Blackstone Group’s desire to pitch again for Italian telecom Wind Telecommunicazioni is either a nod to the way the world’s most powerful buyout business is forced to operate during this period of slim LBO pickings or a canny piece of opportunism.

Back in early 2005, Egyptian billionaire Naguib Sawiris unexpectedly saw off a Blackstone-led consortium with a higher offer of €12.2bn (compared with a reported €11.6bn) and the potential for synergies as owner of Egyptian telecom heavyweight Orascom, inherited from father Onsi in 1979.

Since then, there have been several problems on the line for Wind, including the resignation of its chief executive officer before 2005 was out. Tommaso Pompei’s departure was reportedly the result of clashes over strategy with Sawiris and followed both the departure of chief financial officer Marco Alvera and initial concerns regarding syndication of the €7.4bn of debt involved in what was then Europe’s largest leveraged buyout.

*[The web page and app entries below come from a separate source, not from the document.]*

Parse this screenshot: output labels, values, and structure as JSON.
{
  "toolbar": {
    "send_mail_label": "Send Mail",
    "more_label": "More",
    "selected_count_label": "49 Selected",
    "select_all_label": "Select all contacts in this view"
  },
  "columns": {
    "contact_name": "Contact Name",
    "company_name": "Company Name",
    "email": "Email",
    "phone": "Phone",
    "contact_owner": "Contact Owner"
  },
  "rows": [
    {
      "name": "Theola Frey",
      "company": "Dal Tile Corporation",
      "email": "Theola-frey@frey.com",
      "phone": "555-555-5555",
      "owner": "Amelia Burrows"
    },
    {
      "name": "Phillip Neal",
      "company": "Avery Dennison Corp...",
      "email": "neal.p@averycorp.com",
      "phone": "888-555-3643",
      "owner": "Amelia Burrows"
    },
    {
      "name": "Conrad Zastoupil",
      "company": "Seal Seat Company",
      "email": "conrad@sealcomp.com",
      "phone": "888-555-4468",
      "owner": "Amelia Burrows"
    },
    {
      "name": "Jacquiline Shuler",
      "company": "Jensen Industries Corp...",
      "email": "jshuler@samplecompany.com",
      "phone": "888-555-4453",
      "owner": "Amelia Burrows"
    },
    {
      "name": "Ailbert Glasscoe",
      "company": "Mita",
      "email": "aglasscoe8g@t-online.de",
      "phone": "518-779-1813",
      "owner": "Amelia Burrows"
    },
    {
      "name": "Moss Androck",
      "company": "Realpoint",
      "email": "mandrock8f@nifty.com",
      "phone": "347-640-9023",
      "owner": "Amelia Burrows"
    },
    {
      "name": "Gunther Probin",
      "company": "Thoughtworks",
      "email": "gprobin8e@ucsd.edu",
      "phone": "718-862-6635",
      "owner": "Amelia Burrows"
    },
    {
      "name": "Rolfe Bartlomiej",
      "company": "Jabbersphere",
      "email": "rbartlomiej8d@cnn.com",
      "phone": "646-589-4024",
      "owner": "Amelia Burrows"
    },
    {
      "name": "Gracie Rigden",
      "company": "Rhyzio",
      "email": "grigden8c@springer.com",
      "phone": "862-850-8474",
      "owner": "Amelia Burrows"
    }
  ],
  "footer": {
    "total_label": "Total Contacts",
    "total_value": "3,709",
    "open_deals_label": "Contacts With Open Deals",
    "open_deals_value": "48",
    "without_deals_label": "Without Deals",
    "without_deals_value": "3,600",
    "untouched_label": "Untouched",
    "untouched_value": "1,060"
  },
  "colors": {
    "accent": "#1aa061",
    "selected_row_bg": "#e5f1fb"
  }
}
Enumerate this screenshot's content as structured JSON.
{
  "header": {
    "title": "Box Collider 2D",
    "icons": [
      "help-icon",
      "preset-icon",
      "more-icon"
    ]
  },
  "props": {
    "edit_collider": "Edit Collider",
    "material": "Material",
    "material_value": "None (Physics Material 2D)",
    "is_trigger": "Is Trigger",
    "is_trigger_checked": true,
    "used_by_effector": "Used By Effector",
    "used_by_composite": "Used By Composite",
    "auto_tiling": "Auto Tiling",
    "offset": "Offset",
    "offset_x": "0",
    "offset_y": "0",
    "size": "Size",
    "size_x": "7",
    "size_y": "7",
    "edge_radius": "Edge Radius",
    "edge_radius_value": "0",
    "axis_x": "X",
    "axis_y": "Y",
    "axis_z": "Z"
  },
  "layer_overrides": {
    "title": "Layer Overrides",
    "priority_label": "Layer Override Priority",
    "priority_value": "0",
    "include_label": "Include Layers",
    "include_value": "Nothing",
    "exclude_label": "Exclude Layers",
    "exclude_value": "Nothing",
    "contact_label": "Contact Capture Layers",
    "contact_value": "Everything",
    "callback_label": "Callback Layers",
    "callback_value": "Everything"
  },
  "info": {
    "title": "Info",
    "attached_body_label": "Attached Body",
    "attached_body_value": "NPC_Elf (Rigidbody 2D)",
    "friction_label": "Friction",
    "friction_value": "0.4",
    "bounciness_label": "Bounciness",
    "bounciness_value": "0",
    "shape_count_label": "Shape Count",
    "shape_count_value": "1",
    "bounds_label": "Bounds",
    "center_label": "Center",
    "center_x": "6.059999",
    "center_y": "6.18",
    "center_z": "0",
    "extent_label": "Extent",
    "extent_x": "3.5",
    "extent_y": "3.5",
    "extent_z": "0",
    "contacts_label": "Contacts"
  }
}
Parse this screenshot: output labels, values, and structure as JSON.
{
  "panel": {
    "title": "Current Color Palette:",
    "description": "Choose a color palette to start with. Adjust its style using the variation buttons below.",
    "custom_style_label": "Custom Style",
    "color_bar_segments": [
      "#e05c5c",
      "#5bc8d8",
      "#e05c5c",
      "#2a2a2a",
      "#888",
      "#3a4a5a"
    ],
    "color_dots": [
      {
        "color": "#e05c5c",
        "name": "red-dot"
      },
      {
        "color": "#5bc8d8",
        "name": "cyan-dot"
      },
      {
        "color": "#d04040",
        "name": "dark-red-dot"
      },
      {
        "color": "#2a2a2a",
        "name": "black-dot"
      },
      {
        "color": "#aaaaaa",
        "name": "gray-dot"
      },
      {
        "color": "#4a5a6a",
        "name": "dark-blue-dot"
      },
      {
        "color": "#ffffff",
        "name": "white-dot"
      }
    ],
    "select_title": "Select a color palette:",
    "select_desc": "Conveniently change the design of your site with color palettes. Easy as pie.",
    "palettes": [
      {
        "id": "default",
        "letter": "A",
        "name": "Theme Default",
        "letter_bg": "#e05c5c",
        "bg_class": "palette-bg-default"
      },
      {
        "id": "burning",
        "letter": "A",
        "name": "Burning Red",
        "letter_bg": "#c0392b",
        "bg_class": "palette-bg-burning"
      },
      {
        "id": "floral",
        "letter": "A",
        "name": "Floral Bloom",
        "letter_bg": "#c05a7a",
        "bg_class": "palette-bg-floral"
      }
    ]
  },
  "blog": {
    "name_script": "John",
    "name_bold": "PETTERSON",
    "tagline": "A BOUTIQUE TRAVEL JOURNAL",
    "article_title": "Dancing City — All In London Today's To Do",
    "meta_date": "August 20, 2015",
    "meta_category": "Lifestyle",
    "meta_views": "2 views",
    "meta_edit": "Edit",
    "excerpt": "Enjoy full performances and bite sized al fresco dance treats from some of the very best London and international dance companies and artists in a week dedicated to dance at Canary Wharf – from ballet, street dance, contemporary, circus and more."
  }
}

This year alone, Sawiris has spent more than €3.5bn on Greek telecoms businesses TIM Hellas and Tellas. Earlier indications had been that Sawiris was looking to float Wind in late 2007 rather than sell any or all of it.

Whether Sawiris is looking to exit Wind as a bad investment or partner with Blackstone is unclear, but a reported €1.5bn to €2bn price tag for a 20% to 30% stake in a business that originally cost a total of €14bn suggests an opportunity for Blackstone, which could be looking to build a significant stake in Wind in advance of a full takeover, especially if Sawiris is considering an imminent exit.

On the other hand, Blackstone is not averse to making unexpectedly minor investments in big telecom businesses. Back in 2006, the New York-based firm paid €2.68bn for a 4.5% stake in Deutsche Telekom on the proviso that a significant stake in a multi-billion euro business would make money for its investors.

Having just closed the world’s largest buyout fund – at US$21.7bn – there is some pressure for Blackstone to deploy capital. Still, with more than 70% already invested and at least another eight years left of the fund’s lifespan, Blackstone doesn’t have to make new investments and can instead concentrate on maximising value on its current portfolio.

How current speculation on Wind shakes out may give an indication on how private equity – or at least it top tier – will move in the current market.